=== Begin Enclosure ===

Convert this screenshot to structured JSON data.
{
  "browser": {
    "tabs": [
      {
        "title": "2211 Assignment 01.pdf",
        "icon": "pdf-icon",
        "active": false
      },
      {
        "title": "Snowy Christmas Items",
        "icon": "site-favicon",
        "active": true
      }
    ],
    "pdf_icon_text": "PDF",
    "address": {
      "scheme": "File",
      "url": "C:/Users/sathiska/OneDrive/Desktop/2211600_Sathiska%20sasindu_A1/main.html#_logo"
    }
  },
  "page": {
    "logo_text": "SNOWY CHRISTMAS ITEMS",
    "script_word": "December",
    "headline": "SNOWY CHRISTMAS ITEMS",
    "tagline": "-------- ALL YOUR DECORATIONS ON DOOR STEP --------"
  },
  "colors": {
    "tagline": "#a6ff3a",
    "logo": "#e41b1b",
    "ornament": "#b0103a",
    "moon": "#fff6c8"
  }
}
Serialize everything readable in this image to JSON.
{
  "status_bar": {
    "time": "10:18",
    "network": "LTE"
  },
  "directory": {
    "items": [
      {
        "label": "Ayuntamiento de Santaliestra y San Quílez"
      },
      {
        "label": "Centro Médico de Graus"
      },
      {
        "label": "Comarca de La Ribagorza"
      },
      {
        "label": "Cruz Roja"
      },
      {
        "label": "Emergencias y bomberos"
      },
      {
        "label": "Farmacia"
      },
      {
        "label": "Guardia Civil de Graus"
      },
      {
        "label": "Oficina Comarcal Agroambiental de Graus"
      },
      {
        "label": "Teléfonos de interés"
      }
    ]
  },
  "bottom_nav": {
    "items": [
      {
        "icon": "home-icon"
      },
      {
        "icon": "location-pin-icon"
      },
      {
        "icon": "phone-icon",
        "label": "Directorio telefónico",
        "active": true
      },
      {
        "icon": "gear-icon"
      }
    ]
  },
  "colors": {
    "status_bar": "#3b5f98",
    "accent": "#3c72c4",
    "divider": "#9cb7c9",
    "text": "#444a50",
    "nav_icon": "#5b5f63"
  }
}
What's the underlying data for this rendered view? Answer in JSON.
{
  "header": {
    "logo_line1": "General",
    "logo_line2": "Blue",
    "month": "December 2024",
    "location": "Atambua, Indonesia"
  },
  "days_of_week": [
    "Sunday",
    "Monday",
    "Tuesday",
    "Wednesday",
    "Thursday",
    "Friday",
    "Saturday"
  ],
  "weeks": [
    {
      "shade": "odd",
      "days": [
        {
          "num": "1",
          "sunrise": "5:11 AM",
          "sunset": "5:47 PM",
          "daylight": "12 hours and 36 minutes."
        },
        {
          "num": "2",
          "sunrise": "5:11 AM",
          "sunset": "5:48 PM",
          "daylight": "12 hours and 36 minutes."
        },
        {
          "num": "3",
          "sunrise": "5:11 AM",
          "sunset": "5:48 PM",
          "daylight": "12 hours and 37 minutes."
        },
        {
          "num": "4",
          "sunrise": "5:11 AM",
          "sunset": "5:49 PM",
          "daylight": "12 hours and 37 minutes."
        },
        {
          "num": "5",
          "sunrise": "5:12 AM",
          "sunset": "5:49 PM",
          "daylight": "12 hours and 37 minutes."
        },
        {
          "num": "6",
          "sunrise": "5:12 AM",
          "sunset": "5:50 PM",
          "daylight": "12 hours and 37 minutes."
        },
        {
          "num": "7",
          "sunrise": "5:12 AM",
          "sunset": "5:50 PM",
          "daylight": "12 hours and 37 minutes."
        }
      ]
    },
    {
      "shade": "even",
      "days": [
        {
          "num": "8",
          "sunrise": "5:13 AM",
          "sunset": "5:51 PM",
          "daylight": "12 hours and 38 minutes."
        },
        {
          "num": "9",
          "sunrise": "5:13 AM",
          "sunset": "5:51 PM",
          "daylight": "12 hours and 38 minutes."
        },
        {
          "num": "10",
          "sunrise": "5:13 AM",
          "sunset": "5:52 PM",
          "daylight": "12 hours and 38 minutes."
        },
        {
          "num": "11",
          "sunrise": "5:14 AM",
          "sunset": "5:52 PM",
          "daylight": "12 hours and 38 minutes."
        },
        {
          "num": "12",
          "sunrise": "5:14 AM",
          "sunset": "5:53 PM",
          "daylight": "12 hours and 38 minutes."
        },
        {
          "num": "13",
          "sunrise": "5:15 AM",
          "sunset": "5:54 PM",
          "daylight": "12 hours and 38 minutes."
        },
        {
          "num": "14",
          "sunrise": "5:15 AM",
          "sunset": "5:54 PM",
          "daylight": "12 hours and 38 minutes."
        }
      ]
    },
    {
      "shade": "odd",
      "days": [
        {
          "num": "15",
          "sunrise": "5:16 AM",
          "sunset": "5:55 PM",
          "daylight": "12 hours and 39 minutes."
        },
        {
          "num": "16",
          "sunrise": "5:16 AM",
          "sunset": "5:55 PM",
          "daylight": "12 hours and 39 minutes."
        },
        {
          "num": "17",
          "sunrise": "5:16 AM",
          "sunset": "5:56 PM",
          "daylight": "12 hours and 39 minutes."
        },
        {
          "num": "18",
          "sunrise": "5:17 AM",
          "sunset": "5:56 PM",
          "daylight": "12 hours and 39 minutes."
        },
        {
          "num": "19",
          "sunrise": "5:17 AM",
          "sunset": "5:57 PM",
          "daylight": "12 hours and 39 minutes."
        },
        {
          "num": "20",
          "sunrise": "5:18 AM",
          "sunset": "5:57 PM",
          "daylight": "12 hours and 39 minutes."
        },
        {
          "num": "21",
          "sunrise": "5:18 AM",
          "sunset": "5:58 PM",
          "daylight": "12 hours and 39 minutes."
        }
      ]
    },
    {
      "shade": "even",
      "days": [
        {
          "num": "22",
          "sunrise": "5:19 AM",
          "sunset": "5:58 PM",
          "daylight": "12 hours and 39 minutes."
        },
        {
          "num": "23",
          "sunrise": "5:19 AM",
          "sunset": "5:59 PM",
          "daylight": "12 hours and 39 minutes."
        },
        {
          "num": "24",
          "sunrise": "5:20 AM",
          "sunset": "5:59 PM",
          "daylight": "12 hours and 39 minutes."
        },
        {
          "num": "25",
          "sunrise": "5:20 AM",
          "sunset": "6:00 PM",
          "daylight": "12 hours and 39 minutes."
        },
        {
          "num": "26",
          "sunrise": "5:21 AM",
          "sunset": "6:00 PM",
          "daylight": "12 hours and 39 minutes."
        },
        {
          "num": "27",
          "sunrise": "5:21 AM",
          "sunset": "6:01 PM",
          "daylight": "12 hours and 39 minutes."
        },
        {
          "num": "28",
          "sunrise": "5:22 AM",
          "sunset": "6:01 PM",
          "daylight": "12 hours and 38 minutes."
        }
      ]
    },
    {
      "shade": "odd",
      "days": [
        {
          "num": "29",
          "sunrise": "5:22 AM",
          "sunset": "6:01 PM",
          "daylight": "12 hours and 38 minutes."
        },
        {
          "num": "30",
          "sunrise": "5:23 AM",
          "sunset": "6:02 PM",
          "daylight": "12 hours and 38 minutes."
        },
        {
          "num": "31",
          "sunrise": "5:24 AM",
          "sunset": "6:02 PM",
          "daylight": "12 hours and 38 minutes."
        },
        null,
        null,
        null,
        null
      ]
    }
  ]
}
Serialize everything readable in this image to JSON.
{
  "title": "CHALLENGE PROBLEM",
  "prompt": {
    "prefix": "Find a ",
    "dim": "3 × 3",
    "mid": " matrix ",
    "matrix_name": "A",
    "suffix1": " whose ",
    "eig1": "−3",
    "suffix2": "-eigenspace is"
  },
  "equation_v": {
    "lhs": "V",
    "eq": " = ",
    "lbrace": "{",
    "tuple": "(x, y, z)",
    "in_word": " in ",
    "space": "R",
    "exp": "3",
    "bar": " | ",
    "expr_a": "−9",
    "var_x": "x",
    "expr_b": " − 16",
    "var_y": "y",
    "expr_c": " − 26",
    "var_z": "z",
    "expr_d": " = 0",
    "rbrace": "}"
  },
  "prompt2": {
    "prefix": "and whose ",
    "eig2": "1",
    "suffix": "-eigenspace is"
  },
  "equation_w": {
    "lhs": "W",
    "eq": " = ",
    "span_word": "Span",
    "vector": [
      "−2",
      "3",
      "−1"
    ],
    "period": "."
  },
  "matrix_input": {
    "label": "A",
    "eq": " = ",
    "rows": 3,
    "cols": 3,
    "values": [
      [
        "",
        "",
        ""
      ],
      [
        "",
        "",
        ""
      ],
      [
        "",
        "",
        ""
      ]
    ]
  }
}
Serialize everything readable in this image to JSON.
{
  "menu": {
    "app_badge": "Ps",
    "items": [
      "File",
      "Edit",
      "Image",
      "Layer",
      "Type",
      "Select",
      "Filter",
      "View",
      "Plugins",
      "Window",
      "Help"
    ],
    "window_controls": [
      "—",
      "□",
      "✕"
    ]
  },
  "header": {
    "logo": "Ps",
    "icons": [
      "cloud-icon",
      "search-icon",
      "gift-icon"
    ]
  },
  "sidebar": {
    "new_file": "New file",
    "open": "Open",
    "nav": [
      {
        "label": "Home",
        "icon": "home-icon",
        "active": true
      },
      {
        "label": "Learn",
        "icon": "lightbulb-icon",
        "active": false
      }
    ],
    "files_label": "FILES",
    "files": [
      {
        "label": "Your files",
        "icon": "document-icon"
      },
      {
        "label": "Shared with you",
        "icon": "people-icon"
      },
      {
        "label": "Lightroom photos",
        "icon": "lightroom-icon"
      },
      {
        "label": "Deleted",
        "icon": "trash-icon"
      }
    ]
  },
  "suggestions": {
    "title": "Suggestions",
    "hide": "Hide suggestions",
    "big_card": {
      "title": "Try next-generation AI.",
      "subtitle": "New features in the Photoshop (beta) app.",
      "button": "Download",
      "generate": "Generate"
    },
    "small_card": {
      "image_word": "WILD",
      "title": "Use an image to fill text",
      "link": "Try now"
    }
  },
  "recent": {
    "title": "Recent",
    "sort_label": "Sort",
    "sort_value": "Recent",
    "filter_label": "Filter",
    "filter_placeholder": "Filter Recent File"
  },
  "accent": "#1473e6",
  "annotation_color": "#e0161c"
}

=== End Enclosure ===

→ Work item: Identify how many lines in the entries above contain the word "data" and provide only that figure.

→ Answer section: 2